Exercise:
Find the lines below that include the word "Growth" and state how many there are, adding nothing.

Data records:
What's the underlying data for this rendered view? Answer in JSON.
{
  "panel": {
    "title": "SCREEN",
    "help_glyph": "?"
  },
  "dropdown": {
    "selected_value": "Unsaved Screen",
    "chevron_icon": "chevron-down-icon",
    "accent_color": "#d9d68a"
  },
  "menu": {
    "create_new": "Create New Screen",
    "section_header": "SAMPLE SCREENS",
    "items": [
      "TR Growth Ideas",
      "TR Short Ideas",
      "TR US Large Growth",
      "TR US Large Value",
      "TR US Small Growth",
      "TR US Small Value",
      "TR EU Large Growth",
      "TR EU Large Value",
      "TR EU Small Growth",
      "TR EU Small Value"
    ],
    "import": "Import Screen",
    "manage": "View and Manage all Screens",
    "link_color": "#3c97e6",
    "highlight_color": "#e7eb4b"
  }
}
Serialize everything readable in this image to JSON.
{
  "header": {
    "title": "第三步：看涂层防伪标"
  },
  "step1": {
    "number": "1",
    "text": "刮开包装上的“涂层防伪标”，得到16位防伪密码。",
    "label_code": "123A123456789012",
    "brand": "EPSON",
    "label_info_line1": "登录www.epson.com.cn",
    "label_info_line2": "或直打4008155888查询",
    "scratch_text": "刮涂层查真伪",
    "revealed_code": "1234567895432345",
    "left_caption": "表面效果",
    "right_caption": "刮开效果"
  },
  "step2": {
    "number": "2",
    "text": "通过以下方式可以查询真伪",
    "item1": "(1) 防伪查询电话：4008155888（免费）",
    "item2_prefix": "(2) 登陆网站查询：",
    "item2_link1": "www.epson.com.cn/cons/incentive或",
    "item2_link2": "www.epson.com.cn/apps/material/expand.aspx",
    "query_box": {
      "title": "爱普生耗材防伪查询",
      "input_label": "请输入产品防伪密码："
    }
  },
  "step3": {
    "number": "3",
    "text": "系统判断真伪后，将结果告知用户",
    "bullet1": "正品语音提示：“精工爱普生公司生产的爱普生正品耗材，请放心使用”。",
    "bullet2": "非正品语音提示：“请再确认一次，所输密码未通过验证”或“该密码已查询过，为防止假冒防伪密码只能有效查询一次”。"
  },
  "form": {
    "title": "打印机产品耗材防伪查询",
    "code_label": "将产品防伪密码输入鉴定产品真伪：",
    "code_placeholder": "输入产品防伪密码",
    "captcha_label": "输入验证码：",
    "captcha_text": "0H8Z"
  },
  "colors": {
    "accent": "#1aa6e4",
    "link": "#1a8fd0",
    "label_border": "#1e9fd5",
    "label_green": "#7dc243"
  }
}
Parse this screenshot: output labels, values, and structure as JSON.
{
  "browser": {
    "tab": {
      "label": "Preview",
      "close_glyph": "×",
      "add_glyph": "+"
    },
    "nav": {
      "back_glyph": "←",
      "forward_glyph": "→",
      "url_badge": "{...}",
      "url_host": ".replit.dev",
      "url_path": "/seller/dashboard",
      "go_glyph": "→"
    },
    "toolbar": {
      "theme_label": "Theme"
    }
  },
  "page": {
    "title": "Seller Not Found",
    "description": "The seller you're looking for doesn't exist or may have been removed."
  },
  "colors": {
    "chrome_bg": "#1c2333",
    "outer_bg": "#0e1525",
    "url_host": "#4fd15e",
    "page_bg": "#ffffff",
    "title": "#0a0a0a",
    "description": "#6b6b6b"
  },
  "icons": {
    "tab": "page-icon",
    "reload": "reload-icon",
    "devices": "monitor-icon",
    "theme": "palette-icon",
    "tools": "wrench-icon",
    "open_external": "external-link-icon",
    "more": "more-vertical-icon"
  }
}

Output:
5